● Action item: Within the data below, copy each line where the string "value" is found.

[Dataset extract — start]

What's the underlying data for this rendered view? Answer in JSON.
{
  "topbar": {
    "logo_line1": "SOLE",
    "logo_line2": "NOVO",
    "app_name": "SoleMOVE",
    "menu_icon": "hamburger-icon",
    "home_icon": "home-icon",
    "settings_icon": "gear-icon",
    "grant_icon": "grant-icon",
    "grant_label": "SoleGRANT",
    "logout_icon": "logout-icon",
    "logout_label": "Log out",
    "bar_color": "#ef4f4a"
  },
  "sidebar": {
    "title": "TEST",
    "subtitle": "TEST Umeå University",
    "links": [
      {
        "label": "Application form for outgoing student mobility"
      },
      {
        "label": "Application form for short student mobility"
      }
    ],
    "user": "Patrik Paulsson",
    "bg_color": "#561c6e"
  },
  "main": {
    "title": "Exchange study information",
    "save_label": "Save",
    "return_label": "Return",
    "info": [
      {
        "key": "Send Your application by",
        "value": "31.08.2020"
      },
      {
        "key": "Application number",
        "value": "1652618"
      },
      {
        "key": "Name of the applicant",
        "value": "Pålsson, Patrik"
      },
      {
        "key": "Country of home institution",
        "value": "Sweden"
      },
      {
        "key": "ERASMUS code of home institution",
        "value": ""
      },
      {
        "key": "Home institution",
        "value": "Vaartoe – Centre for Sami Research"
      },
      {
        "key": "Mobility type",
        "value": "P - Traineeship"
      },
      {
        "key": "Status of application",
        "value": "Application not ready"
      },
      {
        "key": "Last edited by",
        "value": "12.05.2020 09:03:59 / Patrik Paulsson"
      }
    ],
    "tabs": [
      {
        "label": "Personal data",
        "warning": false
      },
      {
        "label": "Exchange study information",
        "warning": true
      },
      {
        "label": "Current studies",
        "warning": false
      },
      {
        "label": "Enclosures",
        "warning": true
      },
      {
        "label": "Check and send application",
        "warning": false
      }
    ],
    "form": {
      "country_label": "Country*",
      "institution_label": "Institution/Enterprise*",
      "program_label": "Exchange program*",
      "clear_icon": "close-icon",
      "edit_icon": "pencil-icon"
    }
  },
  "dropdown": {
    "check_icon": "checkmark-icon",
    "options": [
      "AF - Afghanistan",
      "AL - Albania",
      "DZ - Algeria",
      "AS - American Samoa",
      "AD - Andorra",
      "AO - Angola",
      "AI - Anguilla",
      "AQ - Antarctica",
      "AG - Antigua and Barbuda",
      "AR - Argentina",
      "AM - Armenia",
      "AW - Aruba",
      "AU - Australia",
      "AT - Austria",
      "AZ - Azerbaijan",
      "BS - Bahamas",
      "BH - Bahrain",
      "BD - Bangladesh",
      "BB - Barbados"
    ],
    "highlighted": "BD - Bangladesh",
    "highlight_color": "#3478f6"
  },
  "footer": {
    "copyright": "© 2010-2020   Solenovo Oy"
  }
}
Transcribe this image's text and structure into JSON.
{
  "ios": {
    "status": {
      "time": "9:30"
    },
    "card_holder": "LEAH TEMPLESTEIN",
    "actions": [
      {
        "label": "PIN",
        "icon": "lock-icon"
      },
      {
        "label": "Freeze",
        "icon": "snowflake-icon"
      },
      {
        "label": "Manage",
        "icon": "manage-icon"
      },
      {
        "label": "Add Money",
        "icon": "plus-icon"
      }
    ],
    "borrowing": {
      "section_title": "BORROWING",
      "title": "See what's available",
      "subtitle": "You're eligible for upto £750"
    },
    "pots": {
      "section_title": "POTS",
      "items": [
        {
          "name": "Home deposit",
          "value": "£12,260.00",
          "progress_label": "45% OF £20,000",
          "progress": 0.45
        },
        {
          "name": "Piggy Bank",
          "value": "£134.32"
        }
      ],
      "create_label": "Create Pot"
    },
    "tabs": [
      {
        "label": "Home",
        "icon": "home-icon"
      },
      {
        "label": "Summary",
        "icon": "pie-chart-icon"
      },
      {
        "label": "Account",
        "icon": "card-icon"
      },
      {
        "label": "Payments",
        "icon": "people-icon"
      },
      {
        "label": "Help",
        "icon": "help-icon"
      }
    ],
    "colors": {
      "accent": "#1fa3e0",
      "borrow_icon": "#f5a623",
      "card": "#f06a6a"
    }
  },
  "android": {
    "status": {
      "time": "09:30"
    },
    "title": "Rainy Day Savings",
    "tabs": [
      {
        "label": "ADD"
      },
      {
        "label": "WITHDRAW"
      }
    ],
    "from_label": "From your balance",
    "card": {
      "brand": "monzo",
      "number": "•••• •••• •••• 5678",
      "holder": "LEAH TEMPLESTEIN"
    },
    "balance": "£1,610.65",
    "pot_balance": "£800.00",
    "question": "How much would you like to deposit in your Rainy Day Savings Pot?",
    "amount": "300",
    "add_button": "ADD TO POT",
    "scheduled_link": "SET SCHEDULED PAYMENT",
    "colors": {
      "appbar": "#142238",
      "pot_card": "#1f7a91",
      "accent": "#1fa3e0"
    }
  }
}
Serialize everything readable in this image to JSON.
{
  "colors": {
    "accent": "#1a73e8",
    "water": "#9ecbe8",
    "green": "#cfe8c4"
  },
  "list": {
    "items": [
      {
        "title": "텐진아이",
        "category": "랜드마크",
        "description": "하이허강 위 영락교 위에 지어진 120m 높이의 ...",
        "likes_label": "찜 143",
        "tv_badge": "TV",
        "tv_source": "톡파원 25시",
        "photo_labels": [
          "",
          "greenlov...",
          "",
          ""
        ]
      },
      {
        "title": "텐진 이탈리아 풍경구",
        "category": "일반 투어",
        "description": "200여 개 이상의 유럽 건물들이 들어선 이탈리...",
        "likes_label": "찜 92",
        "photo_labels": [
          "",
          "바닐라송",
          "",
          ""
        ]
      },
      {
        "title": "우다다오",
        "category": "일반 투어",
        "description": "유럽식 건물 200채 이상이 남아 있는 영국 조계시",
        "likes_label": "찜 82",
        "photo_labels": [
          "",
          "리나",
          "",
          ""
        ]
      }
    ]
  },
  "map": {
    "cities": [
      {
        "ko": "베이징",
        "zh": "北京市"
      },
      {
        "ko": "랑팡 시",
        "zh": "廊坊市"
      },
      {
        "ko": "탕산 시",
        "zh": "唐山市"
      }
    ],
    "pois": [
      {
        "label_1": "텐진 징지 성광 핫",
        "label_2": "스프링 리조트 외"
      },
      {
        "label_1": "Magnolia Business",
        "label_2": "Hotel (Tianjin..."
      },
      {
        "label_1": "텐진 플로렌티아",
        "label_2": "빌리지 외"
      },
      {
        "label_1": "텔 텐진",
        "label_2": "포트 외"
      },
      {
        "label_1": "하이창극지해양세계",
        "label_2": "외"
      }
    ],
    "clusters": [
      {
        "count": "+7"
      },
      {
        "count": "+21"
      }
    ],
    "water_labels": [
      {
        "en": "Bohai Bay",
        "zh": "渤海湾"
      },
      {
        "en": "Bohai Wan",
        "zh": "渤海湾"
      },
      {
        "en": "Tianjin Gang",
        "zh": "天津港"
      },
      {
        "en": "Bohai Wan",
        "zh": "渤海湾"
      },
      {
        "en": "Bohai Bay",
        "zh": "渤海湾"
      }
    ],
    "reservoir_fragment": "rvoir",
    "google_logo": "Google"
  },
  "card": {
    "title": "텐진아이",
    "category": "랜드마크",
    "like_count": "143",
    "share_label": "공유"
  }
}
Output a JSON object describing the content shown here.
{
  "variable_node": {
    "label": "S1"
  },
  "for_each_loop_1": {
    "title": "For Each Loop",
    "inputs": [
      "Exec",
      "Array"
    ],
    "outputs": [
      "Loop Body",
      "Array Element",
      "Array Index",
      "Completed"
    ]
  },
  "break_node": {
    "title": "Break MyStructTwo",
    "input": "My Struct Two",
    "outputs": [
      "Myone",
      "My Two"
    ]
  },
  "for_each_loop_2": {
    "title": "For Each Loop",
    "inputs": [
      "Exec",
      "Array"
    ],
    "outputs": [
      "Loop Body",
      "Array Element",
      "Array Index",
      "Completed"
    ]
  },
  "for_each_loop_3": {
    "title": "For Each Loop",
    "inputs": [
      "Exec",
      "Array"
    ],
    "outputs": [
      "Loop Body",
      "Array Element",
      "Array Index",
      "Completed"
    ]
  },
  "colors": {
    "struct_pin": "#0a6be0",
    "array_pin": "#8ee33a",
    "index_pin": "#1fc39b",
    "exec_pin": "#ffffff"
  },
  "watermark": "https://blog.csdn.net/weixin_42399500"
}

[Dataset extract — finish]

● Response area:
        "value": "31.08.2020"
        "value": "1652618"
        "value": "Pålsson, Patrik"
        "value": "Sweden"
        "value": ""
        "value": "Vaartoe – Centre for Sami Research"
        "value": "P - Traineeship"
        "value": "Application not ready"
        "value": "12.05.2020 09:03:59 / Patrik Paulsson"
          "value": "£12,260.00",
          "value": "£134.32"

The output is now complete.